-------- Listed records
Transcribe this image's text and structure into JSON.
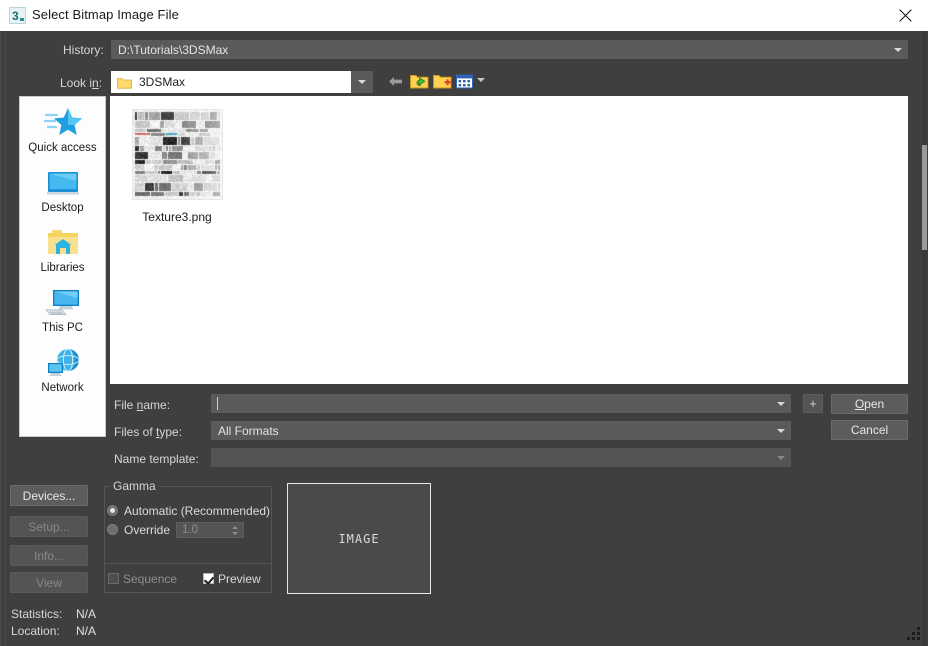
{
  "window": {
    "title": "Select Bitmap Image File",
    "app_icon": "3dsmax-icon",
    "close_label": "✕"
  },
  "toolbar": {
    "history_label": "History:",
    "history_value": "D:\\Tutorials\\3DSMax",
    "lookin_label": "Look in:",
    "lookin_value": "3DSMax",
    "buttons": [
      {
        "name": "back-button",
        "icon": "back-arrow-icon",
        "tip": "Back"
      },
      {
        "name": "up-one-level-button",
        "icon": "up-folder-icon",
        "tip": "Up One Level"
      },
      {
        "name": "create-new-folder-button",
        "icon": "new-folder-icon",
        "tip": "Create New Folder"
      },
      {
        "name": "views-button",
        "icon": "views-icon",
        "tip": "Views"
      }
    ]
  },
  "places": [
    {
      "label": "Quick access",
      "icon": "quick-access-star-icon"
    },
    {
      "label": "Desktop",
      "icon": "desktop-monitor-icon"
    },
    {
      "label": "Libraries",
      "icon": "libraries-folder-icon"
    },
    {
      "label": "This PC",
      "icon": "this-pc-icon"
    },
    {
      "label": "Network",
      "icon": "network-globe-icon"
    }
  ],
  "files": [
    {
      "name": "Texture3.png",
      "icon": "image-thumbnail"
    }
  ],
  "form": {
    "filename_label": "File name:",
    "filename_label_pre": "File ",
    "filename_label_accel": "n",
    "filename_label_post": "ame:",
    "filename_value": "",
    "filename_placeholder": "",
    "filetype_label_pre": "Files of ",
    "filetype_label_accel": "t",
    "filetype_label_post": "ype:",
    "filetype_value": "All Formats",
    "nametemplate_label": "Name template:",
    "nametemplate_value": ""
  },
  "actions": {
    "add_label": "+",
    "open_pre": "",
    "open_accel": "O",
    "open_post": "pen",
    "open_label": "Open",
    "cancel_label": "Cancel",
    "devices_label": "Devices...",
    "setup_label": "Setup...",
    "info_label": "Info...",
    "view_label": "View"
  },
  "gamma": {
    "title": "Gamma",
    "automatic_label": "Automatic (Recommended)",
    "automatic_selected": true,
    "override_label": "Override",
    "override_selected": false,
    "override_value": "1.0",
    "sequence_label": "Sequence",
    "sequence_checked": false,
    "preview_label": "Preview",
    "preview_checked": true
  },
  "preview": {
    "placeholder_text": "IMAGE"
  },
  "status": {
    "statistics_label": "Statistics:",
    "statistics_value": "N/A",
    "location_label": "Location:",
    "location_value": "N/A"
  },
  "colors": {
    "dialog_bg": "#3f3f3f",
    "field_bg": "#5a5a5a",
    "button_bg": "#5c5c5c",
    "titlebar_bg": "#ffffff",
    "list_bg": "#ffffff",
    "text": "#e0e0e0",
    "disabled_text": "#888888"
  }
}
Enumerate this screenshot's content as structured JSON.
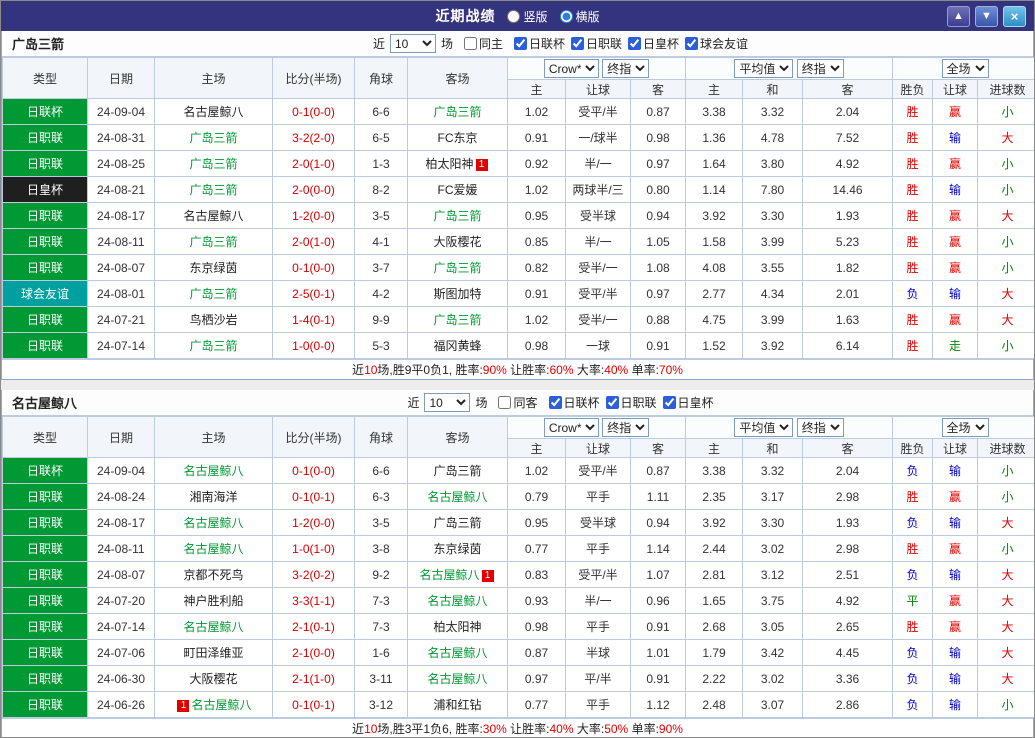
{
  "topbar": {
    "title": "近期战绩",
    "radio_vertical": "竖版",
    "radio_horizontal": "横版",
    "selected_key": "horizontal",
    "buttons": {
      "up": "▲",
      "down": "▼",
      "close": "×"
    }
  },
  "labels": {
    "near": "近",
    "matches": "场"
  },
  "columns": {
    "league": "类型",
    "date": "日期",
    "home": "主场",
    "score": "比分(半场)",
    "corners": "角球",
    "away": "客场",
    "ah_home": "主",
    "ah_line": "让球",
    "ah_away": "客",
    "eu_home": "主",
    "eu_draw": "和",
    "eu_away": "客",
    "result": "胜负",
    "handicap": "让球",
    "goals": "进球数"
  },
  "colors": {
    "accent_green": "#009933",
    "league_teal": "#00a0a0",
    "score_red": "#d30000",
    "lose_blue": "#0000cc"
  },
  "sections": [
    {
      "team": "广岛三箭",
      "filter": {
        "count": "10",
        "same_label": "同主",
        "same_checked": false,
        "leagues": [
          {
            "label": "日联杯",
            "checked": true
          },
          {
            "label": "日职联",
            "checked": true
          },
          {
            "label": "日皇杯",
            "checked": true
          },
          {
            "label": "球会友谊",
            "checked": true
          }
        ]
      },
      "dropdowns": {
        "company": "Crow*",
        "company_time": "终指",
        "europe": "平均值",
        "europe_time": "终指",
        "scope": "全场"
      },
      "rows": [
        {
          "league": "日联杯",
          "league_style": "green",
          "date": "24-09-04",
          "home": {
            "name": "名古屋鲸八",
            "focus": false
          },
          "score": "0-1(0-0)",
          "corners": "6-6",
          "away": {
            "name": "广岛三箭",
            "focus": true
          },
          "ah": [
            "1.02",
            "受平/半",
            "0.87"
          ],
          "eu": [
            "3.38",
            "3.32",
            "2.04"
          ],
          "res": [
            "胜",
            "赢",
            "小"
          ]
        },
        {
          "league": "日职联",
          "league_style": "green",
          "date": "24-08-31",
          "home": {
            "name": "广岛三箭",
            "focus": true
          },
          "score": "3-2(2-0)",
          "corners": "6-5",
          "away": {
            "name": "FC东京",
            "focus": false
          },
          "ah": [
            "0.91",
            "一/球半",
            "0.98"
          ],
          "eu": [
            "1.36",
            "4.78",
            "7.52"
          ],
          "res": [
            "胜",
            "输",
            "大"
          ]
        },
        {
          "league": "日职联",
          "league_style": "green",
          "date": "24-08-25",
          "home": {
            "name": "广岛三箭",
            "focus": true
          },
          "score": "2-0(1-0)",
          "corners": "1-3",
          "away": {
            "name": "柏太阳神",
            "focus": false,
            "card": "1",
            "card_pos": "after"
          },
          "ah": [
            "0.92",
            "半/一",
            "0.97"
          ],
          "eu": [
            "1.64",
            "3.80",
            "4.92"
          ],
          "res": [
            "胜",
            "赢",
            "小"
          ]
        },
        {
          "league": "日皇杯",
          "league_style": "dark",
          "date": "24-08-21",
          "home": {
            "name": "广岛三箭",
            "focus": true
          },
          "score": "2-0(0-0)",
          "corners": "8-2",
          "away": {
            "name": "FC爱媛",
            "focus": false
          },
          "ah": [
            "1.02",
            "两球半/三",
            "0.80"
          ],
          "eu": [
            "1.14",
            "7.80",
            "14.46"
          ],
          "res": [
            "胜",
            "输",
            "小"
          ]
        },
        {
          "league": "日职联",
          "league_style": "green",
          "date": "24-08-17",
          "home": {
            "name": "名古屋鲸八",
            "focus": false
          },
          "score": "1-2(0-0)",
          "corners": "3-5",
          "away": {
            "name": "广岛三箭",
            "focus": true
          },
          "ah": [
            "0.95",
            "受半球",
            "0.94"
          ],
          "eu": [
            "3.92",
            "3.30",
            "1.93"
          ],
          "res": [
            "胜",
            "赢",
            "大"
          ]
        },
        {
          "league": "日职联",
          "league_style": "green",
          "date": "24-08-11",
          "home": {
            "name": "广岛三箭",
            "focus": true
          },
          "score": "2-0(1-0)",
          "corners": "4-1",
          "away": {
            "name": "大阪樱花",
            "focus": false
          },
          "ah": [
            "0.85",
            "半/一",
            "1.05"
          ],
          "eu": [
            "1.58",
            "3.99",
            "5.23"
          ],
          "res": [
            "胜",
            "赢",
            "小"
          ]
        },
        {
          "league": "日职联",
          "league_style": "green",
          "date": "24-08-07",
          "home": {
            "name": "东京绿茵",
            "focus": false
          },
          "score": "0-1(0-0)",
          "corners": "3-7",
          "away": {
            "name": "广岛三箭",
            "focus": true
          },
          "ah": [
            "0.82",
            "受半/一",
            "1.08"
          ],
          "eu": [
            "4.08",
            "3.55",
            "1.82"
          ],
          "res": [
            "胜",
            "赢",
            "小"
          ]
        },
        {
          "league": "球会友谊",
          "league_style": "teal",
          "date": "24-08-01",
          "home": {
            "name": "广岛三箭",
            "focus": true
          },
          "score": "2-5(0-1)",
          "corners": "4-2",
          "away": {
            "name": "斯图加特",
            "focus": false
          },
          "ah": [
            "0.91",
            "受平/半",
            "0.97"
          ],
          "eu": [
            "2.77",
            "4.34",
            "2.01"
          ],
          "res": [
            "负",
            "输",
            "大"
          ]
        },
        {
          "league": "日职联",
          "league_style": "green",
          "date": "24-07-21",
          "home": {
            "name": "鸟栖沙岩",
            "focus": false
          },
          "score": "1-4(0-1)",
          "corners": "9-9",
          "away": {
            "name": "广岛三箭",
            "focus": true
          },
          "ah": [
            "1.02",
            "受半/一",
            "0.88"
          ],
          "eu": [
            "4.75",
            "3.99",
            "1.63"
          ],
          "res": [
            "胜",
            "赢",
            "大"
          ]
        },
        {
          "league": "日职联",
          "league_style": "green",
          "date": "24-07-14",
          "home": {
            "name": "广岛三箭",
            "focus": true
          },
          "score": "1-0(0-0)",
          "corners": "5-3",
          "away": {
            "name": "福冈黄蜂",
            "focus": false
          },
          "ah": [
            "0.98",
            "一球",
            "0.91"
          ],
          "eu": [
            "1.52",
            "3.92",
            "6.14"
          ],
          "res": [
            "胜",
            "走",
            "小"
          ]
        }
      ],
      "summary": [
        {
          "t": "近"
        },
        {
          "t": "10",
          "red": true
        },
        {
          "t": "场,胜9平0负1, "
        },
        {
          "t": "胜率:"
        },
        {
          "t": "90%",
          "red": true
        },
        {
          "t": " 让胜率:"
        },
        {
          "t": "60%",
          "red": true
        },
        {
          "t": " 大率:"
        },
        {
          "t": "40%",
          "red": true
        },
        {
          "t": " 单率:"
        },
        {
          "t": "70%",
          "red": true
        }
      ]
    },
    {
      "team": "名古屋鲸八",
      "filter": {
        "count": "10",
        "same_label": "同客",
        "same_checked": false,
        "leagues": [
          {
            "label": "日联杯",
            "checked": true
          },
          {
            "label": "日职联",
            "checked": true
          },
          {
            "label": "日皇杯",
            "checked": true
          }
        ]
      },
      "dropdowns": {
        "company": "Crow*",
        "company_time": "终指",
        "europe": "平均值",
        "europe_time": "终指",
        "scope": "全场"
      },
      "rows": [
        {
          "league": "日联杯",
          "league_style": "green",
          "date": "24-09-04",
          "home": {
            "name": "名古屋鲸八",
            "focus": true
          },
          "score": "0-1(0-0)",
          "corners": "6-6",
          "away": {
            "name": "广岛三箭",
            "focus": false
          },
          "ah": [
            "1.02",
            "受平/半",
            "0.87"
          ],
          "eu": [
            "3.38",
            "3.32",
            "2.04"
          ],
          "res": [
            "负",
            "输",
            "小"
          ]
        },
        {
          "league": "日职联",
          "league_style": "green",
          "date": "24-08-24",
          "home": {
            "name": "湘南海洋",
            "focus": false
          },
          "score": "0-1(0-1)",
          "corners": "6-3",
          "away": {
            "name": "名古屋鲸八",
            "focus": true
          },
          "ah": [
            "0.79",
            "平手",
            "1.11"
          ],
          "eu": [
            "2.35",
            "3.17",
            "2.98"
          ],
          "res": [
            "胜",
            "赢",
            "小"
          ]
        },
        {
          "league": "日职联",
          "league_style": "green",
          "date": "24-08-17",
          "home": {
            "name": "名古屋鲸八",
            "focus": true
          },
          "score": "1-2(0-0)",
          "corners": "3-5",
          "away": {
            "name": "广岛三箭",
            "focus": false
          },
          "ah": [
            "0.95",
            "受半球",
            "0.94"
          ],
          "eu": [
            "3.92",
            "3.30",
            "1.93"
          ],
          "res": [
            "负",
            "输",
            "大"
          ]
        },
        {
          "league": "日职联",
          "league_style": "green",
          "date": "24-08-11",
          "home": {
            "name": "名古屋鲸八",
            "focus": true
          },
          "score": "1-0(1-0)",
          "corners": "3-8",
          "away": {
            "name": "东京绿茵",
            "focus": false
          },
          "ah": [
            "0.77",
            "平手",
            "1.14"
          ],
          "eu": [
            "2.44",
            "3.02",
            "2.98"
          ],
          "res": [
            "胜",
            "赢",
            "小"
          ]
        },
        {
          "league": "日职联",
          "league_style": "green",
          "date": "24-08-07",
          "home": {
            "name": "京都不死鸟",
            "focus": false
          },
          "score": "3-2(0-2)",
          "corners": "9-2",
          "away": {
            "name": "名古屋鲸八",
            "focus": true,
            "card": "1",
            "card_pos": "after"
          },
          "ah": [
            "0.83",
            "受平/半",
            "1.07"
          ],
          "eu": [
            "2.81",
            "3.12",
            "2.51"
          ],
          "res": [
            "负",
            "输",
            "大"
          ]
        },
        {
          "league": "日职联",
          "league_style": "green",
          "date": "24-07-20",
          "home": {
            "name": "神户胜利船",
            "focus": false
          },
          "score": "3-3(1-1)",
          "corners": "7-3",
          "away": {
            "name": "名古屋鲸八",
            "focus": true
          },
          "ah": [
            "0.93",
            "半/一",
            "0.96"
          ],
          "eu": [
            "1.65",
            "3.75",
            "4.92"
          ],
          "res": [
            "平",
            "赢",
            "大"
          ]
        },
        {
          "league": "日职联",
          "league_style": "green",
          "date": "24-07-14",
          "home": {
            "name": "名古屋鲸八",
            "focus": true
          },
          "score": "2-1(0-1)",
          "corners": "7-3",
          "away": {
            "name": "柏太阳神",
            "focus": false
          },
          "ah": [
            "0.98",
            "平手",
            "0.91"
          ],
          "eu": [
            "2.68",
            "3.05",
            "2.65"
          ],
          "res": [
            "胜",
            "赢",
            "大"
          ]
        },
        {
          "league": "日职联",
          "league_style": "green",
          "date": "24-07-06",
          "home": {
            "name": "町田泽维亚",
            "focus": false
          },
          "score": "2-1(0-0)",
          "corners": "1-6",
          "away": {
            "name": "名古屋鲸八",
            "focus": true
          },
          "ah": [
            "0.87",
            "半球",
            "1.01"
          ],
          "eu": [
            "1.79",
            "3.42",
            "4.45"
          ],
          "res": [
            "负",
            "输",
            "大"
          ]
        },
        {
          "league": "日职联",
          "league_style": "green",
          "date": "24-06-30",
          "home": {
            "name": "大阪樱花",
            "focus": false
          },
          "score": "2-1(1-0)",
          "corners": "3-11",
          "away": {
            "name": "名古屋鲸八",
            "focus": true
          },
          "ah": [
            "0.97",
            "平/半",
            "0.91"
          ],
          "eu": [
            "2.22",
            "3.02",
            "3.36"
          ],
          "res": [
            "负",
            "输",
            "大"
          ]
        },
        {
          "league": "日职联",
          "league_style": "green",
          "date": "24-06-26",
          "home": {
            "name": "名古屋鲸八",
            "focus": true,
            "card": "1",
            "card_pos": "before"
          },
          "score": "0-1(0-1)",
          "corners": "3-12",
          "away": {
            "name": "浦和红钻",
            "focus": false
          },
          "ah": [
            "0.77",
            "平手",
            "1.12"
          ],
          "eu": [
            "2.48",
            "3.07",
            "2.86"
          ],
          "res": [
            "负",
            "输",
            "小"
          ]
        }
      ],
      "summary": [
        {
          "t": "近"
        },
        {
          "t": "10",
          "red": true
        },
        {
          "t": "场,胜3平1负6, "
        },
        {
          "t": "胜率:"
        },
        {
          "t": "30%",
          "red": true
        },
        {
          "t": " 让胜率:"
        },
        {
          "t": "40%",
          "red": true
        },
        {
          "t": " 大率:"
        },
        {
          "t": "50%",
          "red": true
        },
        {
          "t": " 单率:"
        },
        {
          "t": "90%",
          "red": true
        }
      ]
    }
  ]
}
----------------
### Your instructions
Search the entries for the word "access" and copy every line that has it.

### Response to the task
      "label": "Quick access",
      "icon": "quick-access-star-icon"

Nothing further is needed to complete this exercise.